Next, be realistic.
The quickest path to quitting is to set unrealistic goals. This sets the bar too high and the pace will be too much to keep up with on a long-term basis. Unrealistic goals lead to disappointment and disappointments led us back to old or default settings.
Next, write out your plan.
Allow this to act as your personal contract, which means that you are holding yourself accountable. Set daily or incremental goals, short-term goals, and, of course, your long-term goals.
Take daily steps to work at this but be mindful that the beginning will call for special care.
Understand that you are training yourself to evolve from old habits.
Be advised that there will be hard days ahead. There will be times when we are not at our best. There will be days when we have to allow for error and there will be moments when we didn’t get our exercise in.
We slipped. Or we fell from our program. Or we “relapsed” in a sense which in many cases, relapse is part of our recovery.
There are going to be times when we feel as if we are on top of the world and oppositely, there will be days when we feel like we are under it.
Either way, our aim is to set up a pace that is reasonable. This way we can climb back up to our feet and hit the ground running.
We might have to trick our reward system. This can be done by creating new and healthy ways to produce dopamine. We have to boost our pleasure center.
We want to improve our pleasure and learn new ways to motivate our system. Therefore, we are teaching ourselves new and favorable habits to replace our old sources of habit.
Our goal is to improve as well as learn better ways to advocate for ourselves. If we are here at this point, the past is behind us now.
The future is ahead and if the midway between yesterday and tomorrow is now; then the question becomes what are we going to do with this moment.
We have already experienced the past and as a result, we already know that the past is an unchangeable item.
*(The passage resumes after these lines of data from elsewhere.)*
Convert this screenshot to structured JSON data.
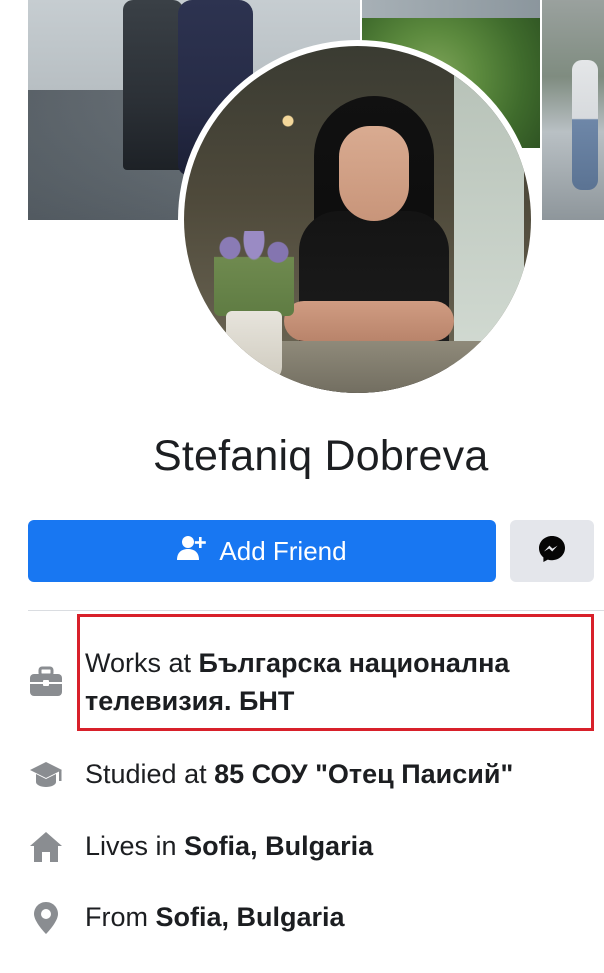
{
  "profile": {
    "name": "Stefaniq Dobreva"
  },
  "actions": {
    "add_friend_label": "Add Friend"
  },
  "info": {
    "work": {
      "prefix": "Works at ",
      "value_line1": "Българска национална",
      "value_line2": "телевизия. БНТ"
    },
    "education": {
      "prefix": "Studied at ",
      "value": "85 СОУ \"Отец Паисий\""
    },
    "lives": {
      "prefix": "Lives in ",
      "value": "Sofia, Bulgaria"
    },
    "from": {
      "prefix": "From ",
      "value": "Sofia, Bulgaria"
    }
  },
  "icons": {
    "add_friend": "add-person-icon",
    "messenger": "messenger-icon",
    "work": "briefcase-icon",
    "education": "graduation-cap-icon",
    "lives": "home-icon",
    "from": "location-pin-icon"
  },
  "colors": {
    "primary": "#1877f2",
    "secondary_button": "#e4e6eb",
    "icon_gray": "#8a8d91",
    "highlight_border": "#d8202a",
    "text": "#1c1e21"
  }
}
There is no way to relitigate what we said or did. There is no way to regain what is unalterably gone; therefore, if all we have is now – than it looks like now is a good time to look at what needs to happen so we can keep moving forward.
We can start by defining our triggers. These are the items that set us off and distract us from our goals.
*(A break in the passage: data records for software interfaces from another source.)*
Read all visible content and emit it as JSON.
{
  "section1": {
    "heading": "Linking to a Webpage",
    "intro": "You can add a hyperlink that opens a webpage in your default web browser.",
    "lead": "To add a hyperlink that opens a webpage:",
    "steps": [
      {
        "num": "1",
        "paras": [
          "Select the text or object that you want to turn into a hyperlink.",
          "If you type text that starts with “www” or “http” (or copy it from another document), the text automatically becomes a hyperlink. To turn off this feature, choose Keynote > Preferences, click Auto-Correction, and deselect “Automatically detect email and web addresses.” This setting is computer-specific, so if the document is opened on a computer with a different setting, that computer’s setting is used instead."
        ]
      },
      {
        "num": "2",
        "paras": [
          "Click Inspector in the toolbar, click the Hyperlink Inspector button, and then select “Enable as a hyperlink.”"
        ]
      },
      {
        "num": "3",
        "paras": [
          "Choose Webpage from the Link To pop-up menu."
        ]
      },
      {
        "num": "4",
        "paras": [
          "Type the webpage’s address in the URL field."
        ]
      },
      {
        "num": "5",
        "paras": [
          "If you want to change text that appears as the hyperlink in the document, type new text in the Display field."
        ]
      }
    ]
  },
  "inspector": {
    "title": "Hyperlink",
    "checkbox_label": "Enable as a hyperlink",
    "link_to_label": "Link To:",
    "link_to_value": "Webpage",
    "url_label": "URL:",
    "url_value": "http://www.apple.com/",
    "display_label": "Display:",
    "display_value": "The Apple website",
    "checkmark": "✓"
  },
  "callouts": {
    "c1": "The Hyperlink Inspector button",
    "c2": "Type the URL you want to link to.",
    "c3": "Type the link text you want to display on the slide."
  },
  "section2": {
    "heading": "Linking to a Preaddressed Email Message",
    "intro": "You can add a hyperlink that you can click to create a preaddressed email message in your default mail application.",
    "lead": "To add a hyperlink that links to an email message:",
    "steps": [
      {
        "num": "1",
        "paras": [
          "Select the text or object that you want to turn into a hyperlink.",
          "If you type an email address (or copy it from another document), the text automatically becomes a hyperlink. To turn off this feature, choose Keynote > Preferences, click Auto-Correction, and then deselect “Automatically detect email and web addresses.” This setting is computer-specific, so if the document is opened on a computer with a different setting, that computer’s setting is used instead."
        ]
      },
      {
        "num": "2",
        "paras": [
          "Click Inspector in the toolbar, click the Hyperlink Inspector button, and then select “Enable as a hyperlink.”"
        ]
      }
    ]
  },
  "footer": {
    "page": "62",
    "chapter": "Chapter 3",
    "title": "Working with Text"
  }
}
We can list the details that bring us back to problematic thinking.
Any time I think about a conversation with an ex, I find myself rethinking and rehearsing the conversation because I wished I could have said “this” instead of “that!”
This disturbs my energy and next I find myself taking on the emotions of an old conversation that is no longer happening.
Solution: Replace thoughts with an opposite action. Find a beneficial distraction and allow this to become a replacement.
If anxiety is high, we can be mindful of our consumption. Case in point; I personally do not drink coffee when my anxiety is at full speed.
List our intimidations to keep us honest and aware of what stands in our way.
We can list our goals and our plans and the strategies we’ll use to achieve them – and, if necessary, we can change this at any time. We can advance or improve or if we need to go back to the basics, we can do this at any time.
This is the path to our best possible potential.
I invite us to take a pause today. Think about this.
Think about this simple question: Do you love your life?
If the answer is yes – then good!
If the answer is no – then the question comes to what can we do to improve?
Lastly, what steps are you willing to take?
If you know what to do but you struggle to do this, then ask yourself why?
What’s holding you back?
If you can answer this, then you can find the path which turns your obstacles into an opportunity.